A sportsbook is a place where gamblers can place bets on different sporting events. The odds are clearly labeled, and you can choose to bet on a favored team or an underdog. The sportsbook pays bettors who win and collects money from those who lose. It is important to understand the rules of a sportsbook before you make any bets.
A good sportsbook will offer a wide variety of betting options, including props and future bets. These bets are based on specific outcomes of an event, such as who will score the first touchdown of a game. They can also be based on player or team performance during a particular time period, such as a season or playoffs. In addition, a good sportsbook will have a secure and safe betting environment.
Betting volume at a sportsbook can fluctuate throughout the year. During some major sports, such as American football or March Madness, the betting action at a sportsbook can be huge. However, other sports are less popular and have lower betting activity. For this reason, a sportsbook needs to set the betting lines carefully.
In order to avoid putting out bad numbers, a sportsbook must constantly monitor the market and adjust its betting lines accordingly. Generally, this means increasing the odds on a favored team and decreasing the odds on an underdog. The goal is to balance the books and attract a steady stream of bettors. In addition to this, a sportsbook must monitor the amount of money it is losing and turning over.
Whether you’re new to sports betting or an experienced player, the best way to find a great online sportsbook is to look for reviews and user feedback. These reviews will help you determine which sites offer the best odds, bonuses, and payouts. A good sportsbook will also provide detailed stats and analysis of past games, as well as expert picks from knowledgeable players.
While some sportsbooks may have their own custom-designed software, most pay a third-party vendor to design their systems. While these systems vary greatly in functionality, they all use the same basic principles to handle the different types of bets. Moreover, these systems allow the sportsbook to set the betting lines that are used in their physical locations and online.
The betting market for an NFL game begins to take shape about two weeks before kickoff. Each Tuesday, a handful of sportsbooks publish so-called “look ahead” lines for the next week’s games. These early lines are based on the opinions of a few sharp bettors, but they don’t go into a lot of detail. These lines typically come in a few thousand dollars lower than what the book would otherwise have set.

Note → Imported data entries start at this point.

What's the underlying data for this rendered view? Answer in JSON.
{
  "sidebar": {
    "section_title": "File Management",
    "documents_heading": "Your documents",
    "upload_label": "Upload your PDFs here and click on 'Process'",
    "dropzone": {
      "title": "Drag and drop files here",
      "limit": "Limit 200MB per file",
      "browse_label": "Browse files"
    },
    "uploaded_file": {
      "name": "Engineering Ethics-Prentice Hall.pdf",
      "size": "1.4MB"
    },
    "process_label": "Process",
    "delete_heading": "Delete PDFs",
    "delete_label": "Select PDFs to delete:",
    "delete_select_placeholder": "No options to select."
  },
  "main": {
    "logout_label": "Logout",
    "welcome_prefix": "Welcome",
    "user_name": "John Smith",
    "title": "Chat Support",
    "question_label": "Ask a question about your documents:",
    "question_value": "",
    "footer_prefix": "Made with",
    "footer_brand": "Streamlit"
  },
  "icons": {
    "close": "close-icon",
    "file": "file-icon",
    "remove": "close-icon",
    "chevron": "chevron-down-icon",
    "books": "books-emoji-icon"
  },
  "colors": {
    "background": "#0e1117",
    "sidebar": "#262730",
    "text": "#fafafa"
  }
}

Most traditional online sportsbooks charge a flat fee for each bet they accept, regardless of how much the player wins or loses. This can lead to an unprofitable situation during the busy seasons when you’re paying out more than you’re bringing in. However, pay per head sportsbook software offers a more flexible payment model that can keep you profitable at all times.